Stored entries
---*---
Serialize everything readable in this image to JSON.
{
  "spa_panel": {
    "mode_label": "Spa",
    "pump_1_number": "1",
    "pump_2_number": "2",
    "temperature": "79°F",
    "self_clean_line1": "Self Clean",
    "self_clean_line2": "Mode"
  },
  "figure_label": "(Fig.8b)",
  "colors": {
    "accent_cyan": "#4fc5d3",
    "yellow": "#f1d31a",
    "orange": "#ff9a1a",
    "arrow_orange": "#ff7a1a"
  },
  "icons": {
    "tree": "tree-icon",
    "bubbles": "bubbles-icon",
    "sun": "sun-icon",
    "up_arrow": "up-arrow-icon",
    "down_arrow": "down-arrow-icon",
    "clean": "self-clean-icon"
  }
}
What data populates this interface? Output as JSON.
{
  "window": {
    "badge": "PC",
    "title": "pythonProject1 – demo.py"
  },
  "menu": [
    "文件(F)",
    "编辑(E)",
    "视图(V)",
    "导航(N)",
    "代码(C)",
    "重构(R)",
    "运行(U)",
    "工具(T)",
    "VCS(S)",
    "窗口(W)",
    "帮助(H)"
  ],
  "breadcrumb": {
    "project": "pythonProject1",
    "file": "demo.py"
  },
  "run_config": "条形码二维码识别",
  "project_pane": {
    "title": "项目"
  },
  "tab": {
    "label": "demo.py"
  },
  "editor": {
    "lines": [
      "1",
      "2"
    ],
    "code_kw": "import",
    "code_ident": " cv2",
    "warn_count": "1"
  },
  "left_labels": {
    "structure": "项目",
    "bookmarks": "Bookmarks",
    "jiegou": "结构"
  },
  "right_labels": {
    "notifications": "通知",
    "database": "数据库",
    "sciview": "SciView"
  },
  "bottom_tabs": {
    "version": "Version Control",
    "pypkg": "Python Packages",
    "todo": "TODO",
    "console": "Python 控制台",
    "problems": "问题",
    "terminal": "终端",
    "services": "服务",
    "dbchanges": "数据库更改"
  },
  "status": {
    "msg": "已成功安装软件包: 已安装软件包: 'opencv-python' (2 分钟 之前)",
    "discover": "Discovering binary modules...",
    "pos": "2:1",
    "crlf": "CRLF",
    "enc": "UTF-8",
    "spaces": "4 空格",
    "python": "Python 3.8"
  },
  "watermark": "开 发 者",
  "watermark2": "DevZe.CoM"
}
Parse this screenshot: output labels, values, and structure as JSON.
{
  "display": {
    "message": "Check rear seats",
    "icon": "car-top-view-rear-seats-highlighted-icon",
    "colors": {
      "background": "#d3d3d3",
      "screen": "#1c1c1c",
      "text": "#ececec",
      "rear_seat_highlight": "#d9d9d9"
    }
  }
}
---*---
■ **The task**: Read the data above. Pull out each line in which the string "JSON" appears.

■ **Finished exercise**:
Serialize everything readable in this image to JSON.
What data populates this interface? Output as JSON.
Parse this screenshot: output labels, values, and structure as JSON.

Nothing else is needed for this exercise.